Immunization with Anthrax Vaccine Adsorbed is recommended for individuals who may come in contact with animal products such as hides, hair, or bones which come from anthrax endemic areas and may be contaminated with Bacillus anthracis spores; and for individuals engaged in diagnostic or investigational activities which may bring them into contact with B. anthracis spores (1,5). It is also recommended for high risk persons such as veterinarians and others handling potentially infected animals. Since the risk of exposure to anthrax infection in the general population is slight, routine immunization is not recommended.

If a person has not previously been immunized against anthrax, injection of this product following exposure to anthrax bacilli will not protect against infection.

CONTRAINDICATIONS

A history of a severe reaction to a previous dose of anthrax vaccine is a contraindication to immunization with this vaccine.

WARNINGS
  1. Any acute respiratory disease or other active infection is generally considered to be adequate reason for deferring an injection.

  2. Persons receiving cortico-steroid therapy or other agents which would tend to depress the immune response may not be adequately immunized with the dosage schedule recommended. If the therapy is short termed, immunization should be delayed. If the therapy is long termed, an extra dose of vaccine should be given a month or more after therapy is discontinued.

PRECAUTIONS
  1. General: Epinephrine solution, 1:1000, should always be available for immediate use in case an anaphylactic reaction should occur, even though such reactions are rare.

  2. Carcinogenesis, Mutagenesis, Impairment of Fertility: Studies have not been performed to ascertain whether Anthrax Vaccine Adsorbed has carcinogenic action, or any effect on fertility.

  3. Pregnancy: PREGNANCY CATEGORY C. ANTHRAX VACCINE ADSORBED Animal reproduction studies have not been conducted with Anthrax Vaccine Adsorbed.
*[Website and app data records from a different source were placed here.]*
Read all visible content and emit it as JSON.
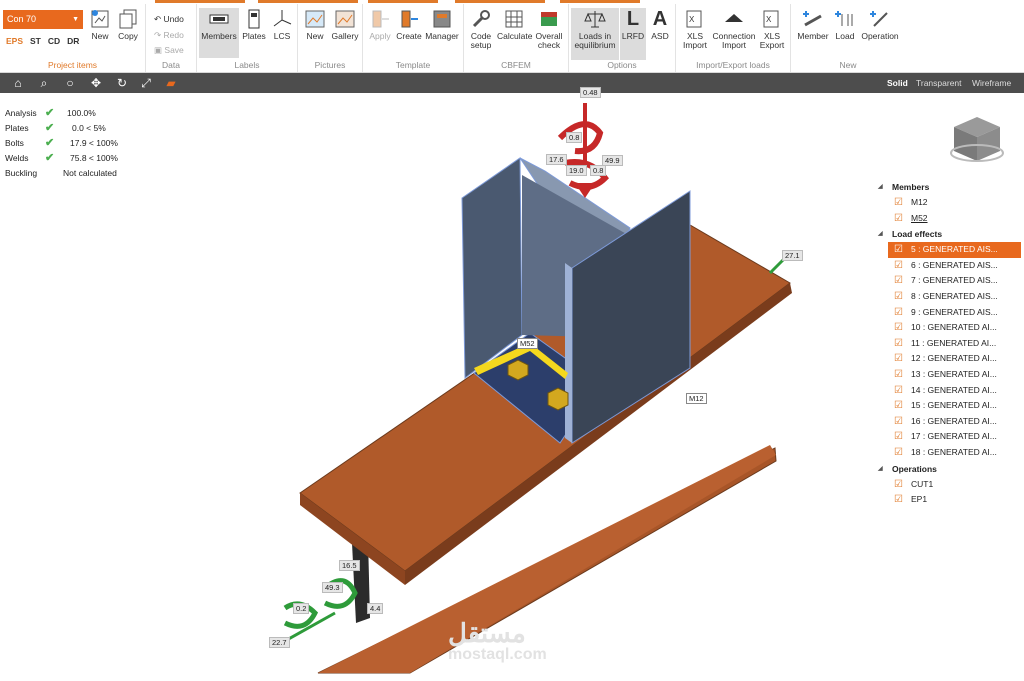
{
  "ribbon": {
    "project_select": "Con 70",
    "code_tabs": [
      "EPS",
      "ST",
      "CD",
      "DR"
    ],
    "groups": {
      "project_items": {
        "title": "Project items",
        "new": "New",
        "copy": "Copy"
      },
      "data": {
        "title": "Data",
        "undo": "Undo",
        "redo": "Redo",
        "save": "Save"
      },
      "labels": {
        "title": "Labels",
        "members": "Members",
        "plates": "Plates",
        "lcs": "LCS"
      },
      "pictures": {
        "title": "Pictures",
        "new": "New",
        "gallery": "Gallery"
      },
      "template": {
        "title": "Template",
        "apply": "Apply",
        "create": "Create",
        "manager": "Manager"
      },
      "cbfem": {
        "title": "CBFEM",
        "code_setup_1": "Code",
        "code_setup_2": "setup",
        "calculate": "Calculate",
        "overall_check_1": "Overall",
        "overall_check_2": "check"
      },
      "options": {
        "title": "Options",
        "loads_eq_1": "Loads in",
        "loads_eq_2": "equilibrium",
        "lrfd": "LRFD",
        "asd": "ASD"
      },
      "import_export": {
        "title": "Import/Export loads",
        "xls_import_1": "XLS",
        "xls_import_2": "Import",
        "conn_import_1": "Connection",
        "conn_import_2": "Import",
        "xls_export_1": "XLS",
        "xls_export_2": "Export"
      },
      "new": {
        "title": "New",
        "member": "Member",
        "load": "Load",
        "operation": "Operation"
      }
    }
  },
  "view_modes": [
    "Solid",
    "Transparent",
    "Wireframe"
  ],
  "selected_view_mode": "Solid",
  "status": [
    {
      "label": "Analysis",
      "value": "100.0%",
      "check": true
    },
    {
      "label": "Plates",
      "value": "0.0 < 5%",
      "check": true
    },
    {
      "label": "Bolts",
      "value": "17.9 < 100%",
      "check": true
    },
    {
      "label": "Welds",
      "value": "75.8 < 100%",
      "check": true
    },
    {
      "label": "Buckling",
      "value": "Not calculated",
      "check": false
    }
  ],
  "tree": {
    "members_title": "Members",
    "members": [
      "M12",
      "M52"
    ],
    "load_effects_title": "Load effects",
    "load_effects": [
      "5 : GENERATED AIS...",
      "6 : GENERATED AIS...",
      "7 : GENERATED AIS...",
      "8 : GENERATED AIS...",
      "9 : GENERATED AIS...",
      "10 : GENERATED AI...",
      "11 : GENERATED AI...",
      "12 : GENERATED AI...",
      "13 : GENERATED AI...",
      "14 : GENERATED AI...",
      "15 : GENERATED AI...",
      "16 : GENERATED AI...",
      "17 : GENERATED AI...",
      "18 : GENERATED AI..."
    ],
    "operations_title": "Operations",
    "operations": [
      "CUT1",
      "EP1"
    ]
  },
  "scene_labels": {
    "m52": "M52",
    "m12": "M12",
    "top_cut": "0.48",
    "top_moment": "0.8",
    "v1": "17.6",
    "v2": "49.9",
    "v3": "19.0",
    "v4": "0.8",
    "right_force": "27.1",
    "end_1": "16.5",
    "end_2": "49.3",
    "end_3": "0.2",
    "end_4": "4.4",
    "end_5": "22.7"
  },
  "watermark": {
    "arabic": "مستقل",
    "latin": "mostaql.com"
  }
}
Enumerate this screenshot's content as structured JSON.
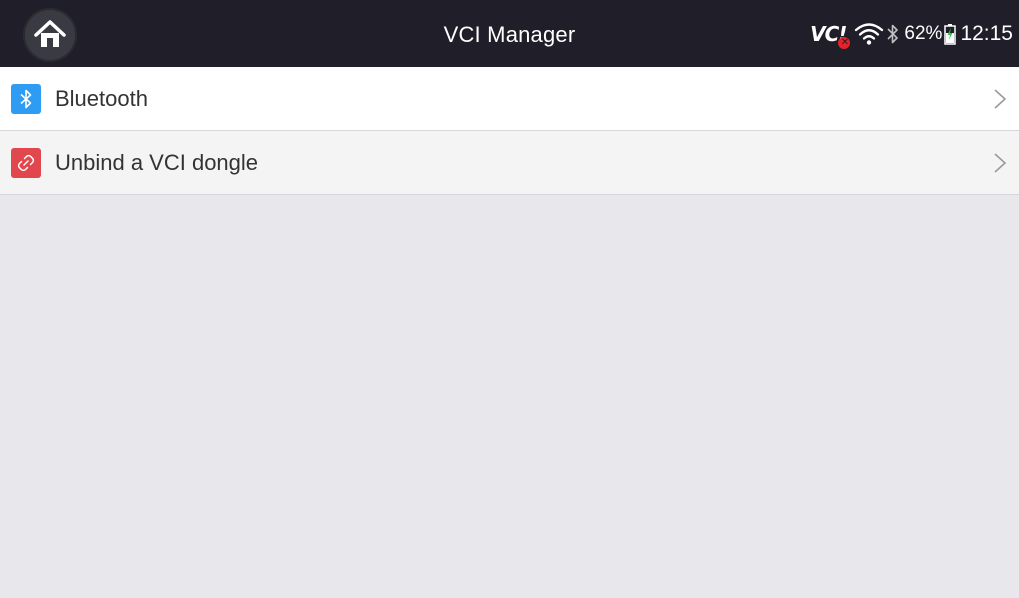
{
  "header": {
    "title": "VCI Manager",
    "home_icon": "home-icon",
    "bg_color": "#1f1e29"
  },
  "status_bar": {
    "vci_label": "VC!",
    "vci_state": "disconnected",
    "battery_percent": "62%",
    "time": "12:15",
    "icons": [
      "vci-status-icon",
      "wifi-icon",
      "bluetooth-icon",
      "battery-icon"
    ]
  },
  "menu": {
    "items": [
      {
        "label": "Bluetooth",
        "icon": "bluetooth-icon",
        "icon_color": "#2e9cf3"
      },
      {
        "label": "Unbind a VCI dongle",
        "icon": "unlink-icon",
        "icon_color": "#e0484d"
      }
    ]
  },
  "colors": {
    "background": "#e8e7eb"
  }
}
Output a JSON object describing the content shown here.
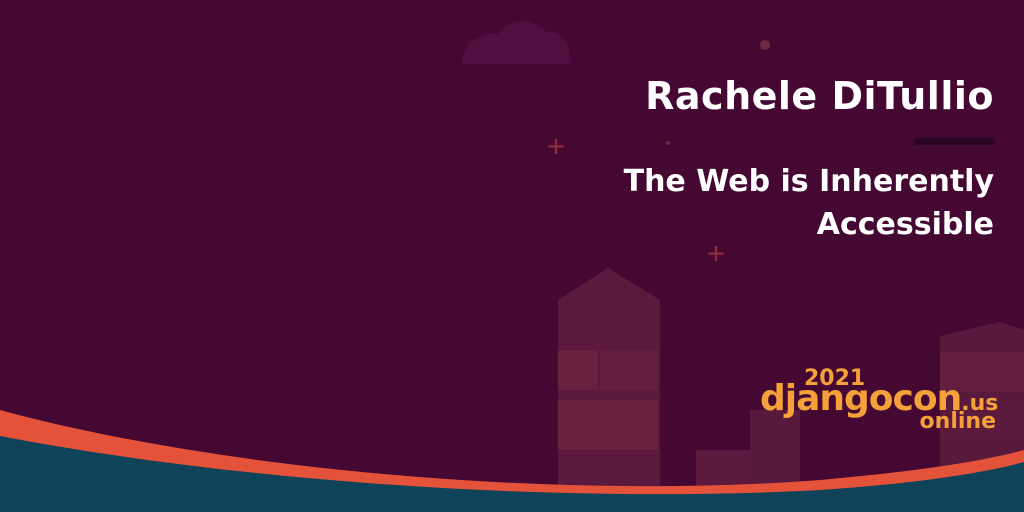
{
  "speaker": {
    "name": "Rachele DiTullio"
  },
  "talk": {
    "title_line1": "The Web is Inherently",
    "title_line2": "Accessible"
  },
  "logo": {
    "year": "2021",
    "brand": "djangocon",
    "tld": ".us",
    "subtitle": "online"
  },
  "colors": {
    "background": "#440833",
    "accent": "#f5a13a",
    "wave_orange": "#e5523a",
    "wave_teal": "#0f4359",
    "text": "#ffffff"
  }
}
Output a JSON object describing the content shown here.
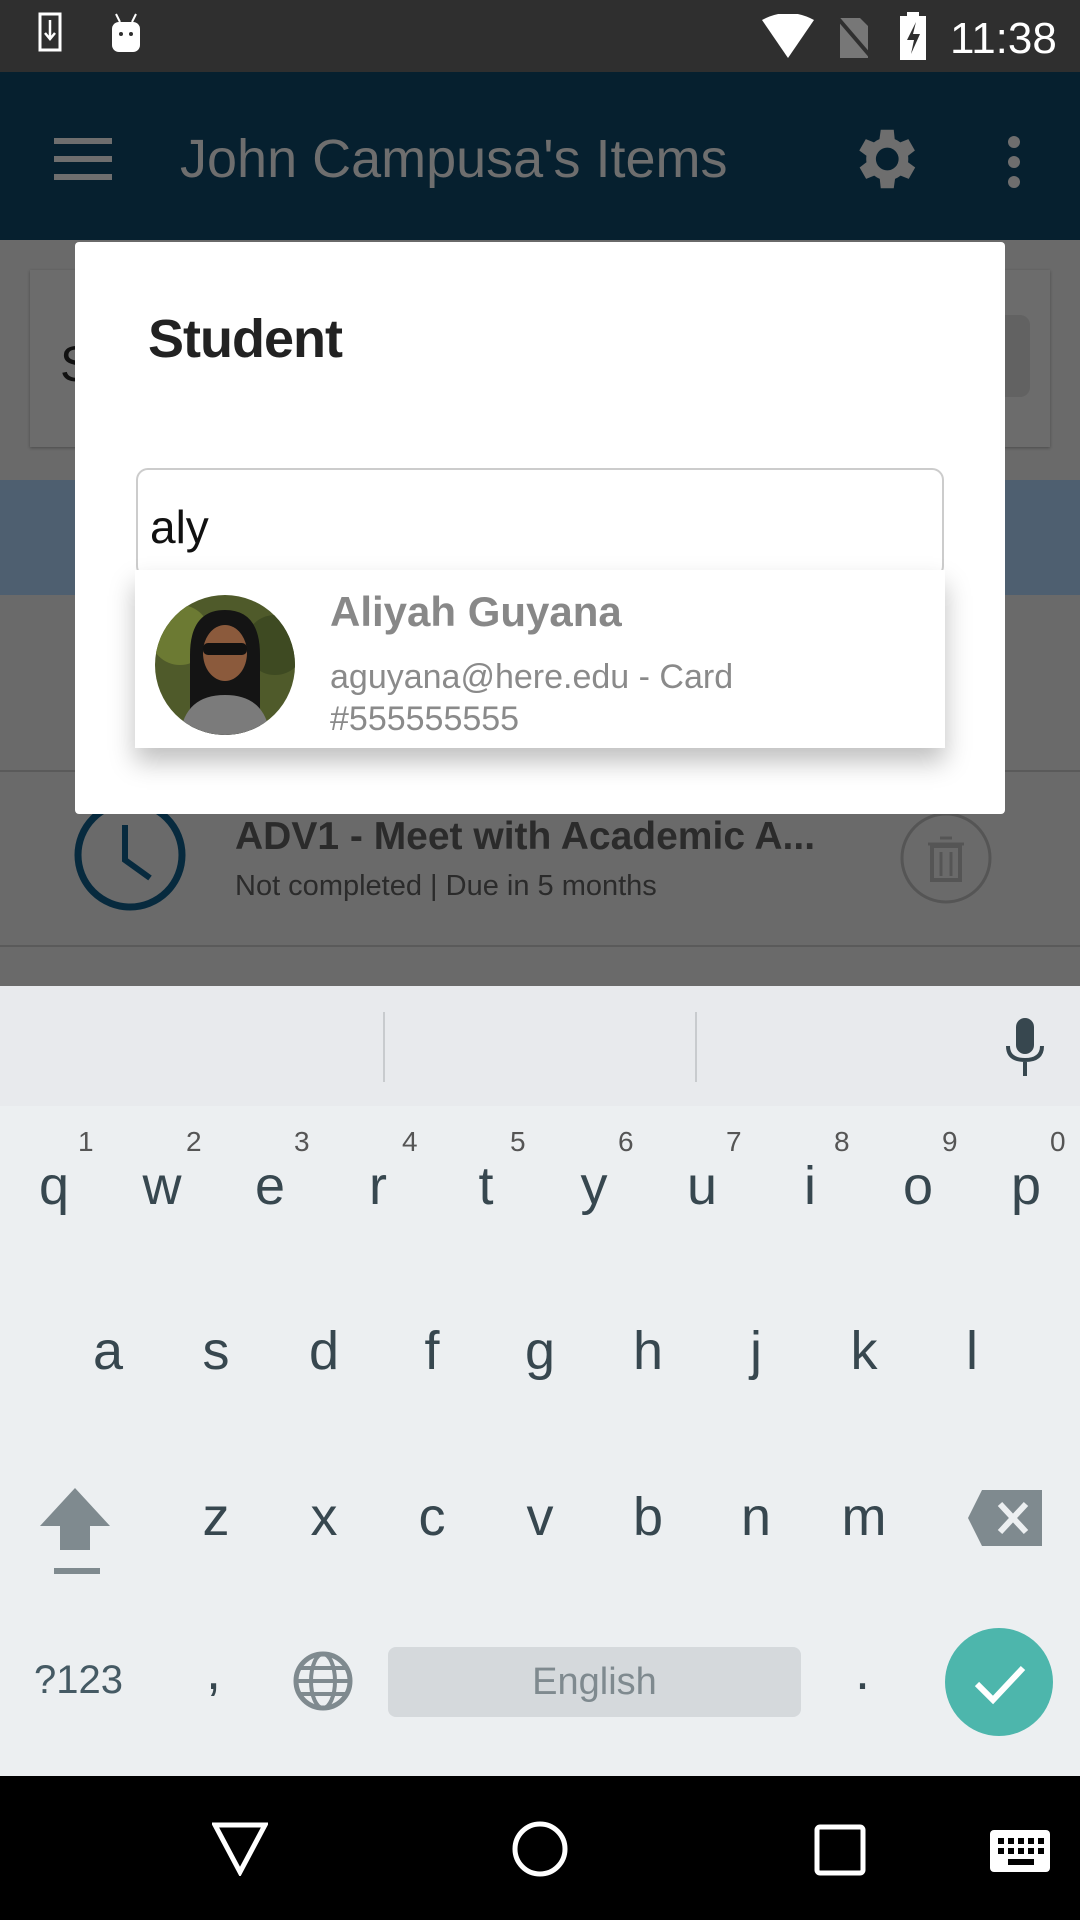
{
  "status_bar": {
    "time": "11:38",
    "icons": [
      "download-icon",
      "android-icon",
      "wifi-icon",
      "no-sim-icon",
      "battery-charging-icon"
    ]
  },
  "app_bar": {
    "title": "John Campusa's Items",
    "icons": [
      "menu-icon",
      "gear-icon",
      "more-vert-icon"
    ]
  },
  "background": {
    "card_initial": "S",
    "list_item": {
      "title": "ADV1 - Meet with Academic A...",
      "subtitle": "Not completed | Due in 5 months"
    }
  },
  "dialog": {
    "title": "Student",
    "input_value": "aly",
    "suggestions": [
      {
        "name": "Aliyah Guyana",
        "detail_line1": "aguyana@here.edu - Card",
        "detail_line2": "#555555555"
      }
    ]
  },
  "keyboard": {
    "row1": [
      "q",
      "w",
      "e",
      "r",
      "t",
      "y",
      "u",
      "i",
      "o",
      "p"
    ],
    "hints": [
      "1",
      "2",
      "3",
      "4",
      "5",
      "6",
      "7",
      "8",
      "9",
      "0"
    ],
    "row2": [
      "a",
      "s",
      "d",
      "f",
      "g",
      "h",
      "j",
      "k",
      "l"
    ],
    "row3": [
      "z",
      "x",
      "c",
      "v",
      "b",
      "n",
      "m"
    ],
    "symbols_label": "?123",
    "comma": ",",
    "period": ".",
    "space_label": "English",
    "accent_color": "#4db6ac"
  }
}
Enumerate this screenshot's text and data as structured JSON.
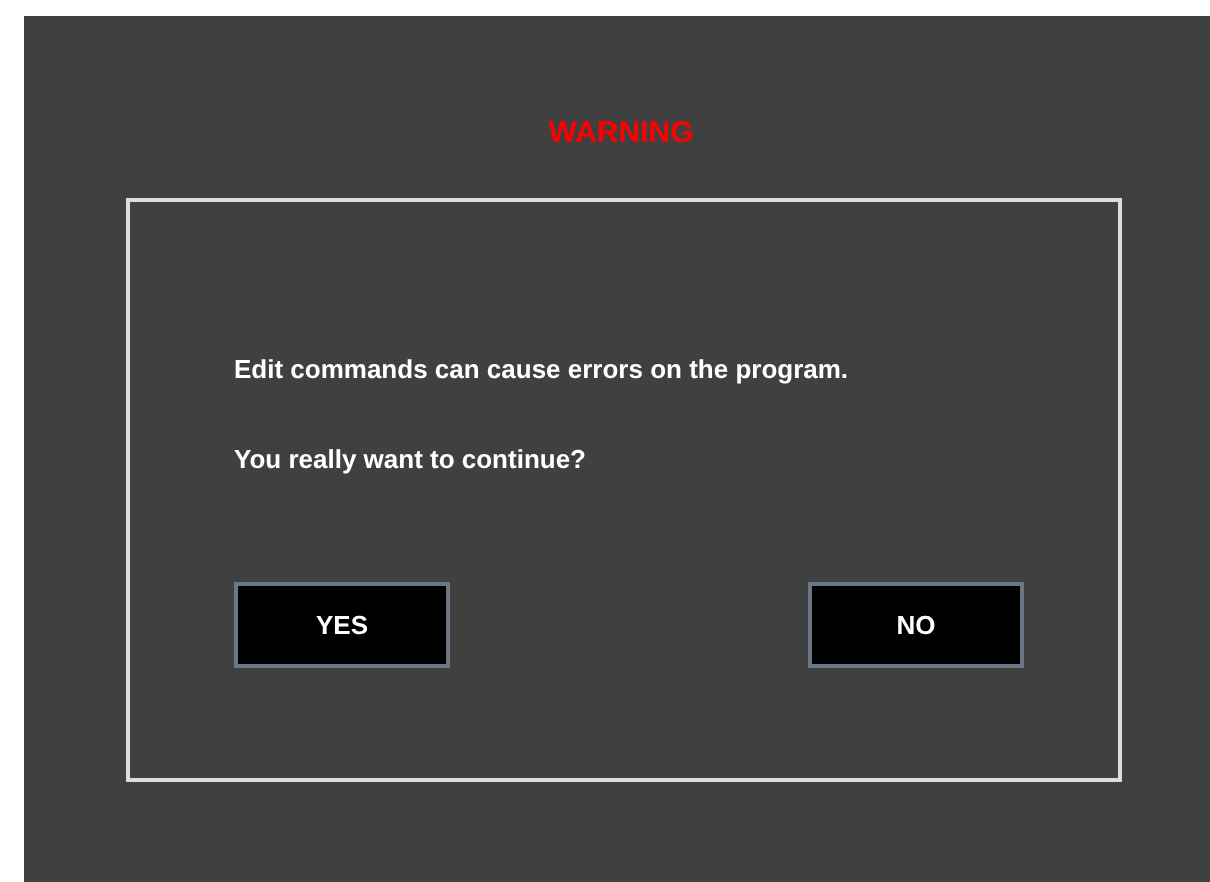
{
  "title": "WARNING",
  "messages": [
    "Edit commands can cause errors on the program.",
    "You really want to continue?"
  ],
  "buttons": [
    "YES",
    "NO"
  ]
}
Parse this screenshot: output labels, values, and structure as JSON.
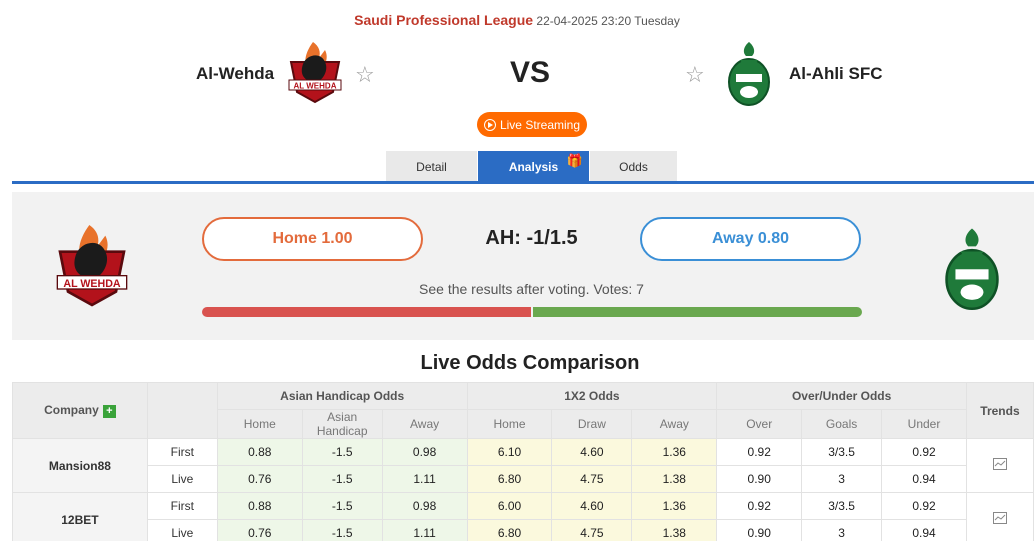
{
  "match": {
    "league": "Saudi Professional League",
    "datetime": "22-04-2025 23:20 Tuesday",
    "home_team": "Al-Wehda",
    "away_team": "Al-Ahli SFC",
    "vs": "VS",
    "live_label": "Live Streaming"
  },
  "tabs": [
    {
      "label": "Detail"
    },
    {
      "label": "Analysis"
    },
    {
      "label": "Odds"
    }
  ],
  "vote": {
    "home_label": "Home 1.00",
    "away_label": "Away 0.80",
    "handicap": "AH: -1/1.5",
    "note": "See the results after voting. Votes: 7",
    "home_share": 0.5
  },
  "odds_section": {
    "title": "Live Odds Comparison",
    "headers": {
      "company": "Company",
      "asian": "Asian Handicap Odds",
      "x12": "1X2 Odds",
      "ou": "Over/Under Odds",
      "trends": "Trends"
    },
    "subheaders": {
      "asian": [
        "Home",
        "Asian Handicap",
        "Away"
      ],
      "x12": [
        "Home",
        "Draw",
        "Away"
      ],
      "ou": [
        "Over",
        "Goals",
        "Under"
      ]
    },
    "rows": [
      {
        "company": "Mansion88",
        "first": {
          "type": "First",
          "ah": [
            "0.88",
            "-1.5",
            "0.98"
          ],
          "x12": [
            "6.10",
            "4.60",
            "1.36"
          ],
          "ou": [
            "0.92",
            "3/3.5",
            "0.92"
          ]
        },
        "live": {
          "type": "Live",
          "ah": [
            "0.76",
            "-1.5",
            "1.11"
          ],
          "x12": [
            "6.80",
            "4.75",
            "1.38"
          ],
          "ou": [
            "0.90",
            "3",
            "0.94"
          ]
        }
      },
      {
        "company": "12BET",
        "first": {
          "type": "First",
          "ah": [
            "0.88",
            "-1.5",
            "0.98"
          ],
          "x12": [
            "6.00",
            "4.60",
            "1.36"
          ],
          "ou": [
            "0.92",
            "3/3.5",
            "0.92"
          ]
        },
        "live": {
          "type": "Live",
          "ah": [
            "0.76",
            "-1.5",
            "1.11"
          ],
          "x12": [
            "6.80",
            "4.75",
            "1.38"
          ],
          "ou": [
            "0.90",
            "3",
            "0.94"
          ]
        }
      }
    ]
  },
  "colors": {
    "accent_blue": "#2b6cc4",
    "live_orange": "#ff6a00",
    "home_orange": "#e36b3c",
    "away_blue": "#3a8fd6",
    "league_red": "#c0392b"
  }
}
It is also not known whether Anthrax Vaccine Adsorbed can cause fetal harm when administered to a pregnant woman or



The National Academies | 500 Fifth St. N.W. | Washington, D.C. 20001
Copyright © National Academy of Sciences. All rights reserved.
Terms of Use and Privacy Statement